A Better Approach to Conversations about Breastfeeding
Without hearing directly from mothers, health professionals can’t provide meaningful education and support that speaks to each mother’s individual views and experiences. This is one reason why improving conversations with breastfeeding mothers can help increase breastfeeding rates. Here, two experts offer advice on how put a better conversational approach into action.
The Top Stories of 2018
With 2018 drawing to a close, we’re taking stock of the stories you found most engaging over the past year. From the opioid epidemic to mandated reporting to bedsharing and safe sleep, this year’s top stories tackle tough issues and are filled with passionate voices seeking to driving change in children’s health systems.
Developing Multi-Sector Partnerships in Early Childhood

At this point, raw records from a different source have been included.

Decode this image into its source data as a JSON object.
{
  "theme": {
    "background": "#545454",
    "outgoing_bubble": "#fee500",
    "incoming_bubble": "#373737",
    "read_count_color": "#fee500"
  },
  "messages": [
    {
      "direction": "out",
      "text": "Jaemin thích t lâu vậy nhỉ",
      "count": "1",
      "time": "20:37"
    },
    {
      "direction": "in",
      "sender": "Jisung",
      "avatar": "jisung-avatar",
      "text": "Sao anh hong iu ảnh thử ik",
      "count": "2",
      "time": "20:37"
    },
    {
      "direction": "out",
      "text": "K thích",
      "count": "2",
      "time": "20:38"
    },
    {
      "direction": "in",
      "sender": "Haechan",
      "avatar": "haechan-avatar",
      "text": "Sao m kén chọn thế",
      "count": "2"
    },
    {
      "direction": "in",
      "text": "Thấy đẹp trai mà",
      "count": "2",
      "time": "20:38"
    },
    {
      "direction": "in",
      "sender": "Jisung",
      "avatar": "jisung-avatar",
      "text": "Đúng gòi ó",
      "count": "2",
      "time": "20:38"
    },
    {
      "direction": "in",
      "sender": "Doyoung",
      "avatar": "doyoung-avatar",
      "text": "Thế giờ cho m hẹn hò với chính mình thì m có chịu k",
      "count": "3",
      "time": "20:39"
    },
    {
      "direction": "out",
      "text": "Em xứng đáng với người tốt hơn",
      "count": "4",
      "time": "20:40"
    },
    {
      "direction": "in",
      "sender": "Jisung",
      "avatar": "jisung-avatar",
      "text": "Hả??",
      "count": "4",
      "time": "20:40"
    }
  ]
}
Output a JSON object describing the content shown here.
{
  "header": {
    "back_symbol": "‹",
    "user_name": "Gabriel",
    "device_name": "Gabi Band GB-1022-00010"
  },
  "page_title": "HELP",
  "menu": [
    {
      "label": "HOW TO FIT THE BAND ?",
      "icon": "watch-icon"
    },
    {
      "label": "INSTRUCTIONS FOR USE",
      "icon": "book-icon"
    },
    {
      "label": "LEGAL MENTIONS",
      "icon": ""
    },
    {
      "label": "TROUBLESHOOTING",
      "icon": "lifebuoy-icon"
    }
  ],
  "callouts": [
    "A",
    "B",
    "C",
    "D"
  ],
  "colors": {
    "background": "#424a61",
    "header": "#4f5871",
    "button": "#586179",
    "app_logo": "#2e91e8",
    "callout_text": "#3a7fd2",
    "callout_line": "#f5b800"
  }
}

Children and families deserve better services and supports. But silos in our systems makes those supports too hard to find. By building cross-sector partnerships, children’s health stakeholders can make it easier for families to find what they need when they need it. Keep reading for five strategies to develop sustainable cross-sector collaboration.
Countering Systems of Oppression
How do you have conversations about structural racism and its effect on health systems? Two health professionals open up about their experiences and share advice.
Historic Trauma is Affecting Tomorrow’s Children
When Indigenous people were dispossessed from their land, they not only lost their homes but were separated from their way of life. And in many cases, children were forcefully taken from their families. How do we synthesize the promotion of breastfeeding and safe sleep practices among within the context of this historical trauma? Collectively our Indigenous healthcare professionals offer three ideas.
Kindergarten Readiness Starts Prenatally
All children deserve an equal change to reach their full potential—to make lasting friendships, to explore and discover, and to dream big. Giving all children an equal start means supporting families from the earliest moments of development. Here, NICHQ President and CEO Scott D. Berns explains why we need to do more to support that early health by building a bridge between the prenatal and birth to 3 spaces.